I also signed up for the batch of pitches from Virtual PitchFest, and have so far only pitched to two production companies. While I felt my script was a solid match for the criteria they were seeking, each yielded the same response – “Nothing personal. It just didn’t grab us.” No doubt this is the generic rejection everybody gets.

I still have something like 10 or 11 pitches remaining, and if I opt to actually use them, will probably still be very selective about it. But I also suspect I’ll get the same boilerplate response.

I’ve written before about my experiences with pitching to Stage 32, so I’ll just leave this link here. I believe a lot of the points I make still apply. And at the time, I wouldn’t mention them by name. Things change.

Finally, there’s InkTip. I signed up and posted three scripts. Each subscription period is four months, and I did it two consecutive times. During those eight months, the loglines got constant views, which really doesn’t mean much, one script got downloaded once, and another had the synopsis downloaded twice – amazingly, on the same day, which was also two days before the hosting would expire.

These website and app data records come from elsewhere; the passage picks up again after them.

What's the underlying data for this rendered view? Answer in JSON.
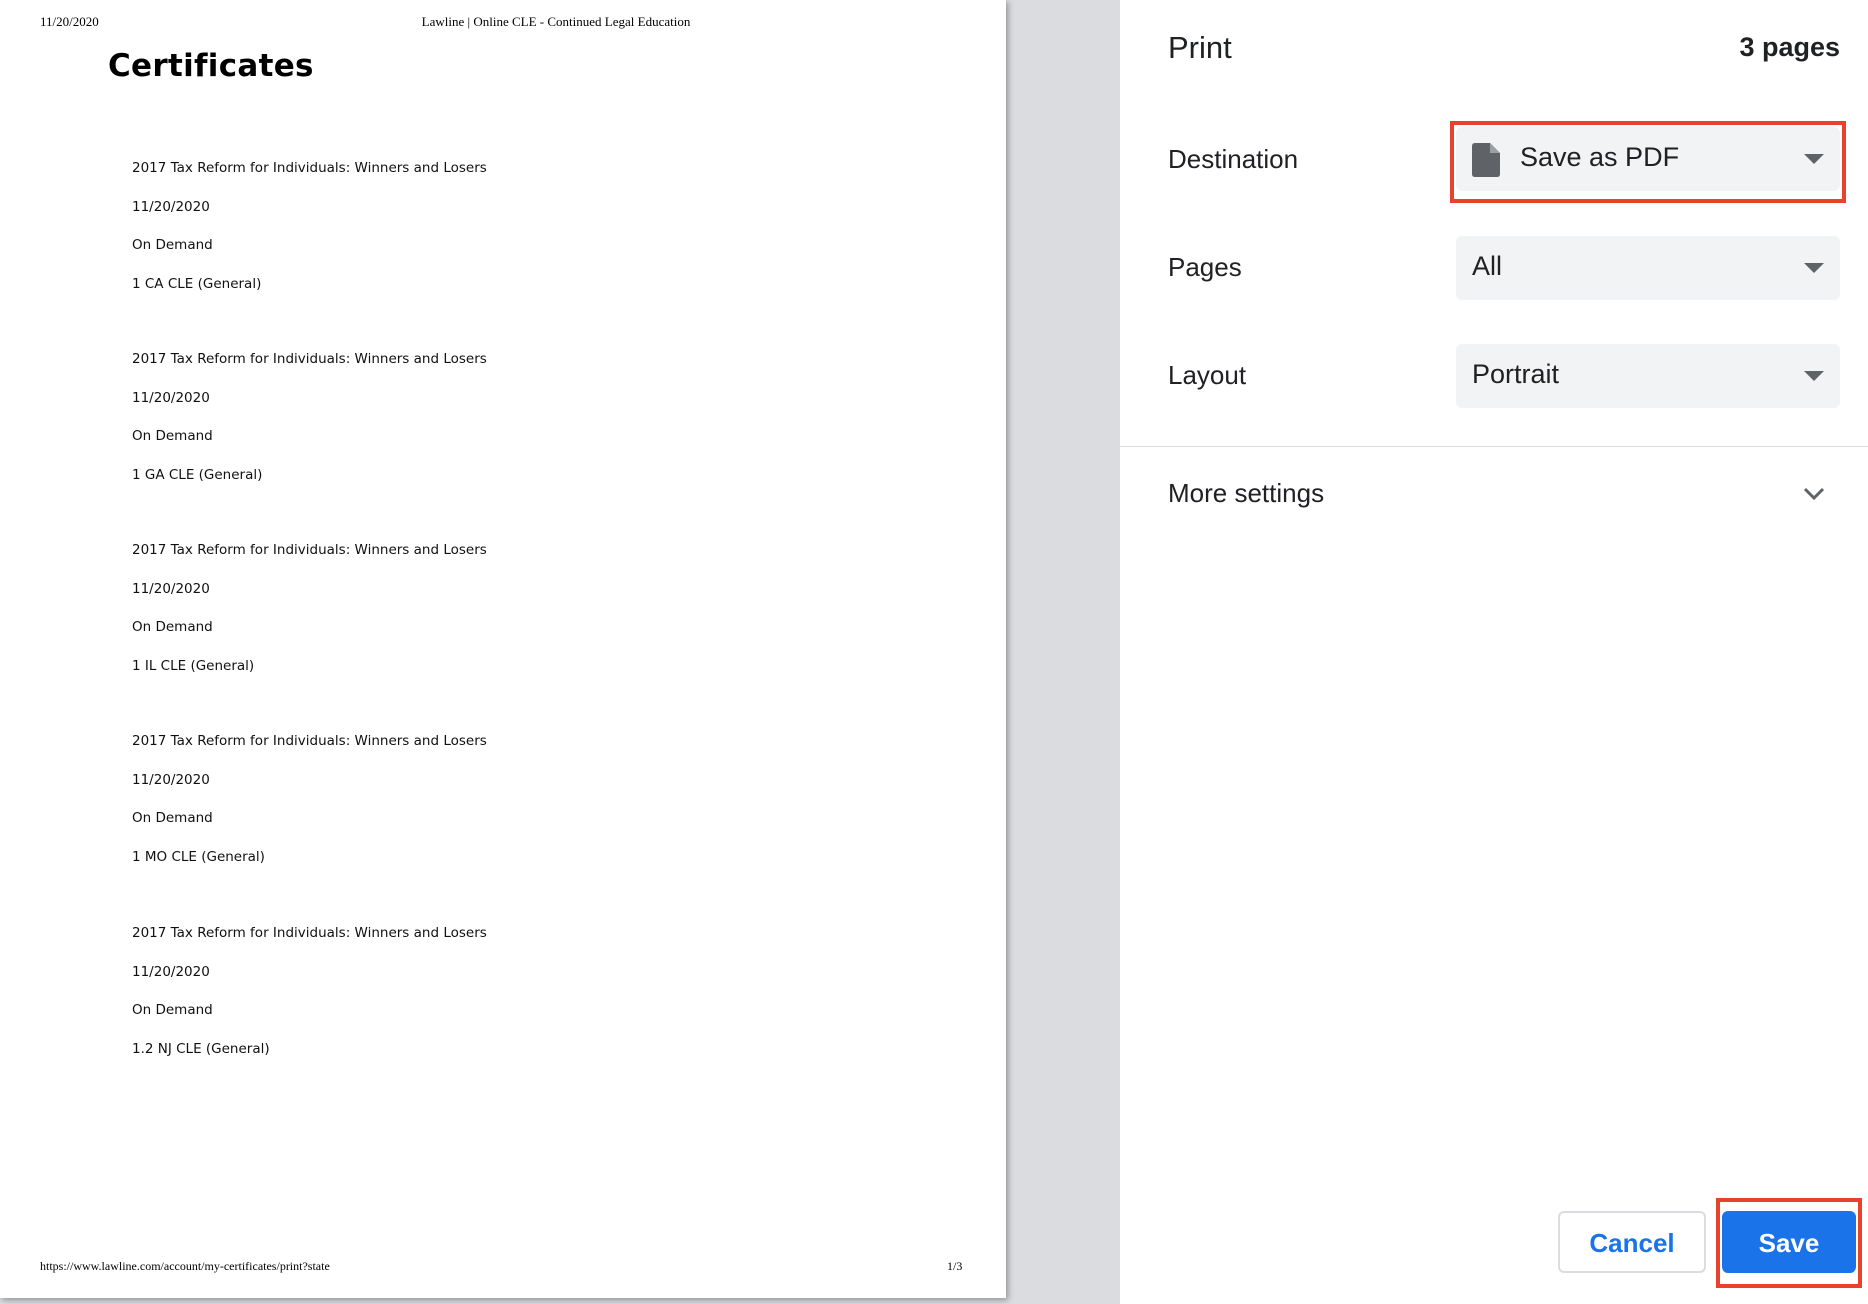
{
  "preview": {
    "header_date": "11/20/2020",
    "header_title": "Lawline | Online CLE - Continued Legal Education",
    "heading": "Certificates",
    "certificates": [
      {
        "title": "2017 Tax Reform for Individuals: Winners and Losers",
        "date": "11/20/2020",
        "format": "On Demand",
        "credit": "1 CA CLE (General)"
      },
      {
        "title": "2017 Tax Reform for Individuals: Winners and Losers",
        "date": "11/20/2020",
        "format": "On Demand",
        "credit": "1 GA CLE (General)"
      },
      {
        "title": "2017 Tax Reform for Individuals: Winners and Losers",
        "date": "11/20/2020",
        "format": "On Demand",
        "credit": "1 IL CLE (General)"
      },
      {
        "title": "2017 Tax Reform for Individuals: Winners and Losers",
        "date": "11/20/2020",
        "format": "On Demand",
        "credit": "1 MO CLE (General)"
      },
      {
        "title": "2017 Tax Reform for Individuals: Winners and Losers",
        "date": "11/20/2020",
        "format": "On Demand",
        "credit": "1.2 NJ CLE (General)"
      }
    ],
    "footer_url": "https://www.lawline.com/account/my-certificates/print?state",
    "footer_page": "1/3"
  },
  "print_panel": {
    "title": "Print",
    "sheet_count": "3 pages",
    "destination": {
      "label": "Destination",
      "value": "Save as PDF",
      "icon": "document-icon"
    },
    "pages": {
      "label": "Pages",
      "value": "All"
    },
    "layout": {
      "label": "Layout",
      "value": "Portrait"
    },
    "more_settings": {
      "label": "More settings",
      "icon": "chevron-down-icon"
    },
    "cancel_label": "Cancel",
    "save_label": "Save"
  },
  "colors": {
    "accent": "#1a73e8",
    "highlight": "#e8412c",
    "select_bg": "#f1f3f4",
    "preview_bg": "#dadce0"
  }
}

*Interesting side note – If your synopsis or script gets downloaded, InkTip doesn’t want you to follow up with the company until at least three weeks later, and then ONLY by regular mail. I’ve always found that a bit odd, but I guess it’s to discourage bombarding them with constant emails. A follow-up to the prodco that downloaded the script yielded no response at all. A little disheartening at the time, but I got over it pretty quickly.

I also subscribe to the InkTip newsletter because a lot of the time there’s at least one or two listings on it that I can send to. That’s yielded a few read requests, but each of those has ended with “Thanks, but it’s just not for us.”

Between the two, I think the newsletter is the better choice. More options, more possibilities; especially compareed to the extremely low return for just having your scripts hosted on the site. I’ve since let those expire, with no immediate plans to return.

I’m sure there are those who think posting or pitching this way is their way in, and for some it probably is, but it can get a bit exhausting to keep shelling out bucks on a monthly basis and getting nothing in return. I’ve had better results with contests and query letters, and you know what longshots those can be.

What if you did this for a few years and still got nothing? Would you still think it was worth it? Sometimes on the InkTip newsletter, they’ll list “success stories”, which mention how long the writer has been a member. Some of them go back 10 to 12 years. That’s A LOT of money invested.

There’s spending money to make money, and there’s reaching the conclusion you’re just throwing money away. Despite the controversy surrounding the practice, I’d rather spend that money on quality notes, which in the end helps me become a better writer.

Like I said, all of this is stuff that’s happened to me. Your experience might be the total opposite. For all I know, you’re one of those “WRITER SELLS SCRIPT THANKS TO OUR SERVICES!” people. If so, great. You beat the odds and I’m glad it worked out for you.

But for the rest of us, how’s it been for you? Good? Bad? Somewhere in that nebulous middle? Have you had similar experiences with any of these companies, or any who aren’t listed? Did you get a read request? A writing assignment? Connect with a filmmaker or production company? Get representation? Can you point to an actual completed film and say “I wrote that!”?

Like I said way back at the beginning, it’s different for everybody. Is subscribing to any of these sites something you’d recommend, or would you deliberately steer people away from them?

Inquiring minds want to know.